Uruguayan fishermen have called for a seal cull blaming South American fur seals for destroying their nets and stealing their catch. To counter this request, a pilot seal-watching initiative was launched in 1996 for tourists with hopes that income generated from this activity could reduce pressure for a cull. Unfortunately, the venture has not been commercially successful. The species has been protected in Peru since 1959 but poaching is still common there. There has been evidence in the past of fishermen in Chile and, to a lesser extent, Argentina, killing fur seals as bait for the king crab fishery, but it is not known if this practice continues.
South American fur seals are at risk of environmental contamination from oil tankers. In February 1997 an oil tanker spilled 4,000-5,000 cubic meters of crude oil off the coast of Uruguay, killing 6,000 fur seals, mostly pups.
South American fur seals have also been affected by El Niño events which reduce food availability by affecting the flow of the nutrient-rich Peruvian (Humboldt) current. The strong El Niño event of 1982-83 in Peru, for example, drastically decreased the pup birth rate in 1982 pup production and drove seals from the Peruvian population into northern Chile. Similarly, the 1997-98 El Niño event killed up to 80% of the adult females and pups in the Peruvian population, which is still struggling to recover.
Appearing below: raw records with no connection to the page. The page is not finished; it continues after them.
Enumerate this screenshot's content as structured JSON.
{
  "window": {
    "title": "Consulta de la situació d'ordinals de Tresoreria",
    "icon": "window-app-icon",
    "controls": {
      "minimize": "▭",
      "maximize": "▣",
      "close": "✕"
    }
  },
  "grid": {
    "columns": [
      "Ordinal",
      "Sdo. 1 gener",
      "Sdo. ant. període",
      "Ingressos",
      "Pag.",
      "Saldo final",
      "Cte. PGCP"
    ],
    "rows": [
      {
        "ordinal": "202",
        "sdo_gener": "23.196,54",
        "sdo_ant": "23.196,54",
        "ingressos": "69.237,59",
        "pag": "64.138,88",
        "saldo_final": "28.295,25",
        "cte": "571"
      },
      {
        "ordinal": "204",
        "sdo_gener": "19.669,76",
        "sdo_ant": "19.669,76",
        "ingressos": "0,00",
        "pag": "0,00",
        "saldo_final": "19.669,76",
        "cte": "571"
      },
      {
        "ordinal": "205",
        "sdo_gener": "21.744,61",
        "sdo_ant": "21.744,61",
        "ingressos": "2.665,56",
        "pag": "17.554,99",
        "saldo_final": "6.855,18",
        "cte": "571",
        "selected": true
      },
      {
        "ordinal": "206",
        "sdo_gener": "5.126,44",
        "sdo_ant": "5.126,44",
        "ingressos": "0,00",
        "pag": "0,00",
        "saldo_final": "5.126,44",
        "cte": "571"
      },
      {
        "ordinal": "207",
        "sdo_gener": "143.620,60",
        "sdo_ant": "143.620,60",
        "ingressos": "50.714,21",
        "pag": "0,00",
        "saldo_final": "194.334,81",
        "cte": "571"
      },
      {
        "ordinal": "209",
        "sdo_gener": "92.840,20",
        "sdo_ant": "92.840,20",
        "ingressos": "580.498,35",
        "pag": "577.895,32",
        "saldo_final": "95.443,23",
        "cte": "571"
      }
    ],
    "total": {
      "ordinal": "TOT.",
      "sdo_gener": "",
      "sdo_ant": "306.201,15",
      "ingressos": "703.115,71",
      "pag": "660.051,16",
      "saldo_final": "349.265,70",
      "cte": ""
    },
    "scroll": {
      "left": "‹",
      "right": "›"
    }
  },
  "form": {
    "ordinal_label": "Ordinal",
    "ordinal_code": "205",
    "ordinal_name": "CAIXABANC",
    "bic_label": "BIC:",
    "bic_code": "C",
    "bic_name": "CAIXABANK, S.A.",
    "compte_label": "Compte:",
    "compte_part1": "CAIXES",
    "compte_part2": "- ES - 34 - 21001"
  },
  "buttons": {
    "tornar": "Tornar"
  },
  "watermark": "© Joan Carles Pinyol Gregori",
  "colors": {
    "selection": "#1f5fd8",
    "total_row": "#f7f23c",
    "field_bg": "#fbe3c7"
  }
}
Gillnets pose an entanglement problem for fur seals in Peru and Chile. Commercial fishing is also thought to decrease available food resources and has been blamed for the lack of growth in the Patagonian fur seal population. Anchovy stocks, a primary food source for South American fur seals, have declined in the southern Pacific Ocean.
References & Further Research
Research Arctocephalus australis » Barcode of Life ~ BioOne ~ Biodiversity Heritage Library ~ CITES ~ Cornell Macaulay Library [audio / video] ~ Encyclopedia of Life (EOL) ~ ESA Online Journals ~ FishBase ~ Florida Museum of Natural History Ichthyology Department ~ GBIF ~ Google Scholar ~ ITIS ~ IUCN RedList (Threatened Status) ~ Marine Species Identification Portal ~ NCBI (PubMed, GenBank, etc.) ~ Ocean Biogeographic Information System ~ PLOS ~ SCIRIS ~ SIRIS ~ Tree of Life Web Project ~ UNEP-WCMC Species Database ~ WoRMS
Feedback & Citation
Start or join a discussion about this species below or send us an email to report any errors or submit suggestions for this page. We greatly appreciate all feedback!
Help Protect and Restore Ocean Life
Help us protect and restore marine life by supporting our various online community-centered marine conservation projects that are effectively sharing the wonders of the ocean with millions each year around the world, raising a balanced awareness of the increasingly troubling and often very complex marine conservation issues that affect marine life and ourselves directly, providing support to marine conservation groups on the frontlines that are making real differences today, and the scientists, teachers and students involved in the marine life sciences. Join us today or show your support with a monthly donation. Join the MarineBio Conservation Society With your support, most marine life and their ocean habitats can be protected, if not restored to their former natural levels of biodiversity. We sincerely thank our thousands of members, donors and sponsors, who have decided to get involved and support the MarineBio Conservation Society.